_THE PROBLEM_
A single number is the expected answer: the count of lines in the listing that hold the word "庄家资金流向".

##########

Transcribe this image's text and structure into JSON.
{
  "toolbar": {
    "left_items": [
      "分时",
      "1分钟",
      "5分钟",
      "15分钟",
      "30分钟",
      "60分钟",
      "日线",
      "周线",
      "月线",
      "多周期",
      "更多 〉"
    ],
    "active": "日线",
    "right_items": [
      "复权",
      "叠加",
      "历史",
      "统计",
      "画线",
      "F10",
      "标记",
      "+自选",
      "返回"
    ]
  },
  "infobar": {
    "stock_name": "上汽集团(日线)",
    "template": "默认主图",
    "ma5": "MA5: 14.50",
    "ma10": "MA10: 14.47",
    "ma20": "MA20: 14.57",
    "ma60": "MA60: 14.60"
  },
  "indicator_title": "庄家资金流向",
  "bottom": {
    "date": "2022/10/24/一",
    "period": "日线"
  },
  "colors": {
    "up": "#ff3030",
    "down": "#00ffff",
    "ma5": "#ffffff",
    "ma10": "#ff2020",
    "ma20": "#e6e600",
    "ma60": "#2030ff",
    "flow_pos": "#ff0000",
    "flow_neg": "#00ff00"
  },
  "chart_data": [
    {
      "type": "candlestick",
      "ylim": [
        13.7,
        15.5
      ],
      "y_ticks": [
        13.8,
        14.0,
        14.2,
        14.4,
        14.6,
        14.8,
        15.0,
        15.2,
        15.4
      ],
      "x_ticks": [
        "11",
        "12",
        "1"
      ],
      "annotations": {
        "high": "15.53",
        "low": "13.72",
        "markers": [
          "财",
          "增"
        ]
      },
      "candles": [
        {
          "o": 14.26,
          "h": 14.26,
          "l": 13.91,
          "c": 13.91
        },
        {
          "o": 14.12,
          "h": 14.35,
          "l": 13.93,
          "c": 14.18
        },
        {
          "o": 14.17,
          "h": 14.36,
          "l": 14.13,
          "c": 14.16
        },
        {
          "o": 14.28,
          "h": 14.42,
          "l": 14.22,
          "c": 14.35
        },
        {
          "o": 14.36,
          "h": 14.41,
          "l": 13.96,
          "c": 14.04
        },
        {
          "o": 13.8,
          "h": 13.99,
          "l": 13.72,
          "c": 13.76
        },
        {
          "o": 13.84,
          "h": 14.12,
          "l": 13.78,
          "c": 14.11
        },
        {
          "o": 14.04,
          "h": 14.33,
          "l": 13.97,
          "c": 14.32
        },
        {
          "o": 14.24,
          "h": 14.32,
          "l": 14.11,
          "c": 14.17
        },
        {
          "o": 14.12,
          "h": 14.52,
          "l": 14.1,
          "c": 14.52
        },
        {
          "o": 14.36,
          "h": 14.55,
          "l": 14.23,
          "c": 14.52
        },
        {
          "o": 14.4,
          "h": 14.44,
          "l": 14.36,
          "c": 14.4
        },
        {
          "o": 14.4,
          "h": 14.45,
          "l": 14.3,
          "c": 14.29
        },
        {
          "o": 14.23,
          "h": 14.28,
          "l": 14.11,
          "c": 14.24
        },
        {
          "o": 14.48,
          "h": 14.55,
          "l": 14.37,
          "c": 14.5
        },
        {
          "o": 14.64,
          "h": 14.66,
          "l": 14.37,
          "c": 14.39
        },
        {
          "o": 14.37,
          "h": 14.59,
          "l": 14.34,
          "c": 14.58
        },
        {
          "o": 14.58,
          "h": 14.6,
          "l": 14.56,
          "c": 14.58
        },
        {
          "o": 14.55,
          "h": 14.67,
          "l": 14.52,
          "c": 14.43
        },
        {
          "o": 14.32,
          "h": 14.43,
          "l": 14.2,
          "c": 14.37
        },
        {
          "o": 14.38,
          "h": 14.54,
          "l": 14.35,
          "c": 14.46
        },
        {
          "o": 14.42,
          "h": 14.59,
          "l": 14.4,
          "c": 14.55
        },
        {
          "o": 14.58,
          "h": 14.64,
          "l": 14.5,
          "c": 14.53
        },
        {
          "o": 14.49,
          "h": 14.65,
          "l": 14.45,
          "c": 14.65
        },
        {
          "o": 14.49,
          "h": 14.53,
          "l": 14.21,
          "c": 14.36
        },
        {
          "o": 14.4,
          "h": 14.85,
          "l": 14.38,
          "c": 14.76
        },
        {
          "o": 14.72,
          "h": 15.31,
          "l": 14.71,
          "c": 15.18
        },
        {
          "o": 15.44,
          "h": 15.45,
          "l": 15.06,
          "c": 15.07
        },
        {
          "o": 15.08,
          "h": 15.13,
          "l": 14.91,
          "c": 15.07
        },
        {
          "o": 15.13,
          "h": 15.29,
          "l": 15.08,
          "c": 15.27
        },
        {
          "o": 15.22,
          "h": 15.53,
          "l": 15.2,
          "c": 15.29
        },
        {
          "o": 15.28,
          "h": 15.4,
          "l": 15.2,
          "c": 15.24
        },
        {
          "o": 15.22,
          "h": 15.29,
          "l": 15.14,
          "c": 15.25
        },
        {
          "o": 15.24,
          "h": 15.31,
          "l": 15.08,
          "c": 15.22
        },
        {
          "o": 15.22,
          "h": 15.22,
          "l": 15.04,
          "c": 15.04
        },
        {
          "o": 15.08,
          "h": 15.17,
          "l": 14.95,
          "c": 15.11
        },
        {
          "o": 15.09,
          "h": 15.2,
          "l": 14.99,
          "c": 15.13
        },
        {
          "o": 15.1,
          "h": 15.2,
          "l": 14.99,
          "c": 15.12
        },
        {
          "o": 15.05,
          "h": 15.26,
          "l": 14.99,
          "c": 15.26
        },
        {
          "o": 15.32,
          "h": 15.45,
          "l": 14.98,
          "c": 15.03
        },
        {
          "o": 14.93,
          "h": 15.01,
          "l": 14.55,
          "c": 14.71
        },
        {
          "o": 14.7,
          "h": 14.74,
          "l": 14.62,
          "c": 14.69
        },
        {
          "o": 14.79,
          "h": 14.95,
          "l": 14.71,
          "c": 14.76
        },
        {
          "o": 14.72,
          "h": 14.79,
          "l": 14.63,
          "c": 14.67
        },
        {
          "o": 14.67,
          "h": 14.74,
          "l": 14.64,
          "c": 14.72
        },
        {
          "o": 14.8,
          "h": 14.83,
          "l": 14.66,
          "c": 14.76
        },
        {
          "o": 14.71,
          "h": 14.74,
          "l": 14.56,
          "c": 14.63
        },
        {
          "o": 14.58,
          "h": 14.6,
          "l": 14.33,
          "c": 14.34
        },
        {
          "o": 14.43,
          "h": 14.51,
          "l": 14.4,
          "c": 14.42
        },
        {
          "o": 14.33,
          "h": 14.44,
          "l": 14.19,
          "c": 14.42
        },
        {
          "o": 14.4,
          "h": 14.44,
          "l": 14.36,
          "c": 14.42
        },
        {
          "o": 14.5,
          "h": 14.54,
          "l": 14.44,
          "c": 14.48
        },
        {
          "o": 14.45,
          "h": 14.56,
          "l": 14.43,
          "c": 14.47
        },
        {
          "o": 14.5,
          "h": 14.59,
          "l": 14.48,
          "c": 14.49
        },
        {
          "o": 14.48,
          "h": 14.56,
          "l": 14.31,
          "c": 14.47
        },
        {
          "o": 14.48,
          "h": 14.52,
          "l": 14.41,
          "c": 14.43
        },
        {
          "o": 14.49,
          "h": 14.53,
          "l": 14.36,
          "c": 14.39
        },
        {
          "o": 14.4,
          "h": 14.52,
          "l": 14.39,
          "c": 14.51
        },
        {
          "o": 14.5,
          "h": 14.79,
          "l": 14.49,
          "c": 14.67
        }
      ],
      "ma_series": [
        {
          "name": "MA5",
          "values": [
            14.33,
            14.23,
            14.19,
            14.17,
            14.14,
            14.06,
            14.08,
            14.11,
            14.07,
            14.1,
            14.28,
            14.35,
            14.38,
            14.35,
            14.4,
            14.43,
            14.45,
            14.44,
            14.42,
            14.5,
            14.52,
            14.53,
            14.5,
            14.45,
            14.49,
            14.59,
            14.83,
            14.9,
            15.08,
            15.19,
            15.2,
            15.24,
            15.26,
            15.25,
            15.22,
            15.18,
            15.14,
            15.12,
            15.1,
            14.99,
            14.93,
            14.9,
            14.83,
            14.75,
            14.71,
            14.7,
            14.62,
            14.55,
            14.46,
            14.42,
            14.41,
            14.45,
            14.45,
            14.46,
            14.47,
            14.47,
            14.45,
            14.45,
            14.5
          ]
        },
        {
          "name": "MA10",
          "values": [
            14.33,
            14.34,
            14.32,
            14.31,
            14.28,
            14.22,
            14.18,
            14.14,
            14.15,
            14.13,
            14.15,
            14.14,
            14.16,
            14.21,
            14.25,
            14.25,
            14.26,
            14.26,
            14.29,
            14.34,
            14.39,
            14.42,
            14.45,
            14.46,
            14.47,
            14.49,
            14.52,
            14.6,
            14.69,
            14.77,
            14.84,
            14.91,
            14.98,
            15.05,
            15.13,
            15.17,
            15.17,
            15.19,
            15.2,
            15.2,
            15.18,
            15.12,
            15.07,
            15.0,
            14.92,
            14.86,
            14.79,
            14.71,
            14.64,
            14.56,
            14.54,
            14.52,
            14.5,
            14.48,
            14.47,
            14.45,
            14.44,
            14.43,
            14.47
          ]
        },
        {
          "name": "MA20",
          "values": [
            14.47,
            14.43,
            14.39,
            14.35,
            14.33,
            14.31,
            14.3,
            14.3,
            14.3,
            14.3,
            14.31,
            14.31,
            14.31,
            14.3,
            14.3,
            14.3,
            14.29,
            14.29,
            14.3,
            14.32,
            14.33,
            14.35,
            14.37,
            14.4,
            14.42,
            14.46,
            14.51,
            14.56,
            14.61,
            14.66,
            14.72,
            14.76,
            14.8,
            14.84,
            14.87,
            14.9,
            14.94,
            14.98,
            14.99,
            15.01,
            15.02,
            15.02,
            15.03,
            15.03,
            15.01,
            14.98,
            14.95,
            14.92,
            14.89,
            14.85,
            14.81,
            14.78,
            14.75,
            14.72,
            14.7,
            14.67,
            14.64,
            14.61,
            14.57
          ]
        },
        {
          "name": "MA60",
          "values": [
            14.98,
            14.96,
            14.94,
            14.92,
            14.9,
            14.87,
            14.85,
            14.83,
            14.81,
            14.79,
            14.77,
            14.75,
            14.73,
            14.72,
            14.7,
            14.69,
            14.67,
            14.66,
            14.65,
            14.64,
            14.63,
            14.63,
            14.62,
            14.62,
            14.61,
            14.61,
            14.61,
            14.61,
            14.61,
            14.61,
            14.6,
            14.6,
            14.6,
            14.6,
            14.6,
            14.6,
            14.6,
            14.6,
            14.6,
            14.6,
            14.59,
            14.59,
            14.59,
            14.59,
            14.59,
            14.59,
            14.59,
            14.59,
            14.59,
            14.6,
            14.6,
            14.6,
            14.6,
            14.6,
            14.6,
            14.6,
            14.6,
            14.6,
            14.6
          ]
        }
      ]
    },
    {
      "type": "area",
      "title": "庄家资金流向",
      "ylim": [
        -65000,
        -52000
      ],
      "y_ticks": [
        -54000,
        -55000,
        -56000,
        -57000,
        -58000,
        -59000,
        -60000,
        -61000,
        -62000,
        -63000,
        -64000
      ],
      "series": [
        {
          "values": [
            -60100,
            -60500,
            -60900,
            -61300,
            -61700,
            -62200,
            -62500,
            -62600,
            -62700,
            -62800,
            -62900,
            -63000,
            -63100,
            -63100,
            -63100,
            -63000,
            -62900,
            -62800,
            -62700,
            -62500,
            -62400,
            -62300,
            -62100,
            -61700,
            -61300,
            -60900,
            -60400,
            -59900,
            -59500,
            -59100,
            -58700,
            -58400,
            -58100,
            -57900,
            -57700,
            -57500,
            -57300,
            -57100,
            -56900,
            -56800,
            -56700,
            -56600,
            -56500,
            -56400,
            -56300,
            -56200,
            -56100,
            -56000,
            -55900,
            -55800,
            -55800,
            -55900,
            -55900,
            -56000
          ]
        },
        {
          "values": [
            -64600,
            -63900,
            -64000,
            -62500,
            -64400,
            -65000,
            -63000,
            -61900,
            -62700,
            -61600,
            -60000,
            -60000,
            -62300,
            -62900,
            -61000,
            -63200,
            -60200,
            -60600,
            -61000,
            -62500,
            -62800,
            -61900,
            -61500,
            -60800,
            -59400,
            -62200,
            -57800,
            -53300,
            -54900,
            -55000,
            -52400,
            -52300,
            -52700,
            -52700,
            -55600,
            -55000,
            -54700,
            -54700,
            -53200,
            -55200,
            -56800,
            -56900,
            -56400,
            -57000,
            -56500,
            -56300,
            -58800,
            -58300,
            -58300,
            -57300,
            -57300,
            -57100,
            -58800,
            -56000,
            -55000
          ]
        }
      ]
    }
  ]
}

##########

_SOLUTION TO THE EXERCISE_
2